Water suppliers are required to certify to the state that they have distributed the report to consumers, and that it is accurate. Borough manager Barry signed off on the accuracy of those faulty reports to the state. The notice of violation instructs the borough to notify residents in the 2015 Consumer Confidence Report of the previous reporting errors from 2011 and 2012.

Lambrinidou believes that Lititz residents need to take an active part in what should be a transparent lead testing process, “so that the people of Lititz can finally receive information that is reliable and will allow them to make informed decisions to about how to protect themselves from lead in water.” will be holding a free event in Lititz to provide information to residents about testing for lead in drinking water. Click here to get on the list to receive event details, and subscribe for FREE to for upcoming stories about lead safety. For tips on how to reduce your exposure to lead, visit the Lead in Drinking Water page of the Pennsylvania Department of Environmental Protection.

Note: This story was updated to include information about Lititz Borough being required to put chemicals in the water to control corrosion, to include information about the distribution of Lititz Borough water to Warwick Township customers in Lititz, and to include the degree of analysis of consumer confidence reports by the state.

If you live in Lititz Borough, Warwick Township, Rothsville, or nearby communities and have a child who has tested with an elevated blood lead level, please email

Editor Lynn Rebuck was invited to the White House in October.

Editor Lynn Rebuck was invited to the White House in October.
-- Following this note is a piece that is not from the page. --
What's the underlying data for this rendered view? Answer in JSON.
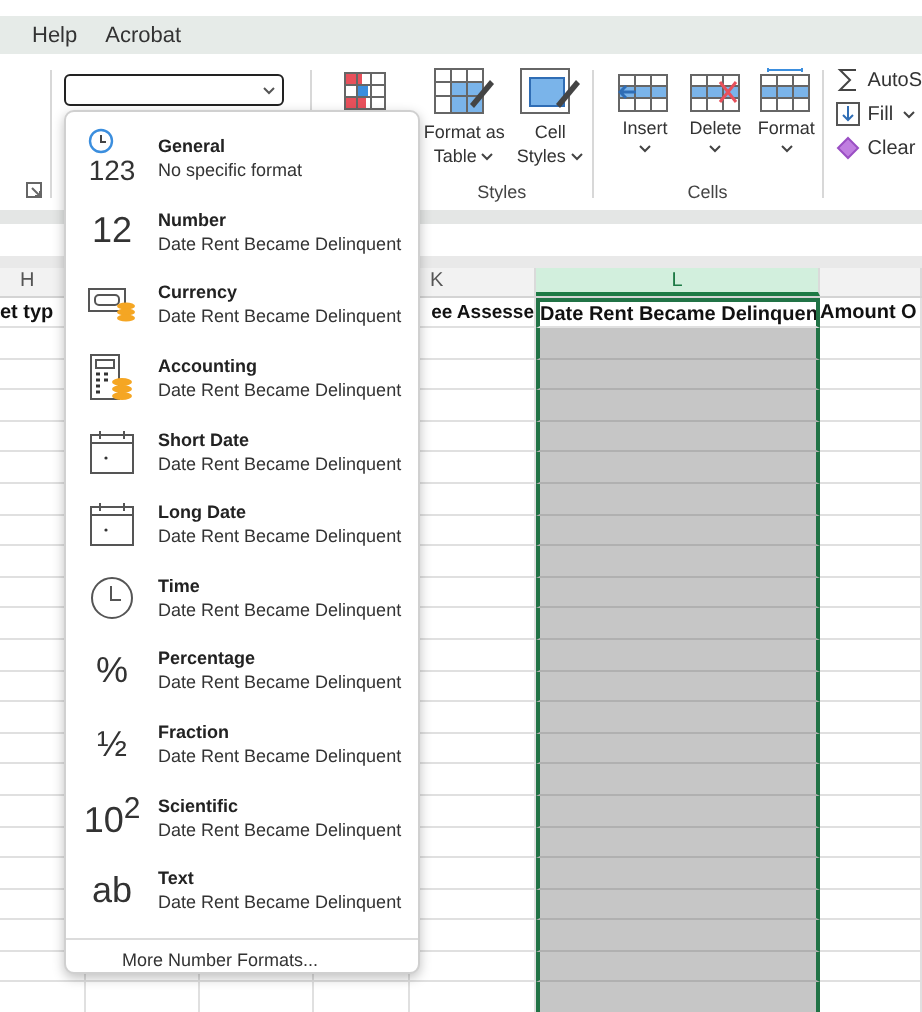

Lynn Rebuck is the editor of independent, recipient of a 2015 EPPY Award Honorable Mention for Best Photojournalism and eight other top digital news publishing awards. This paper is supported by non-tax-deductible donations from readers like you. To donate, use the secure PayPal button on the page. Email Lynn at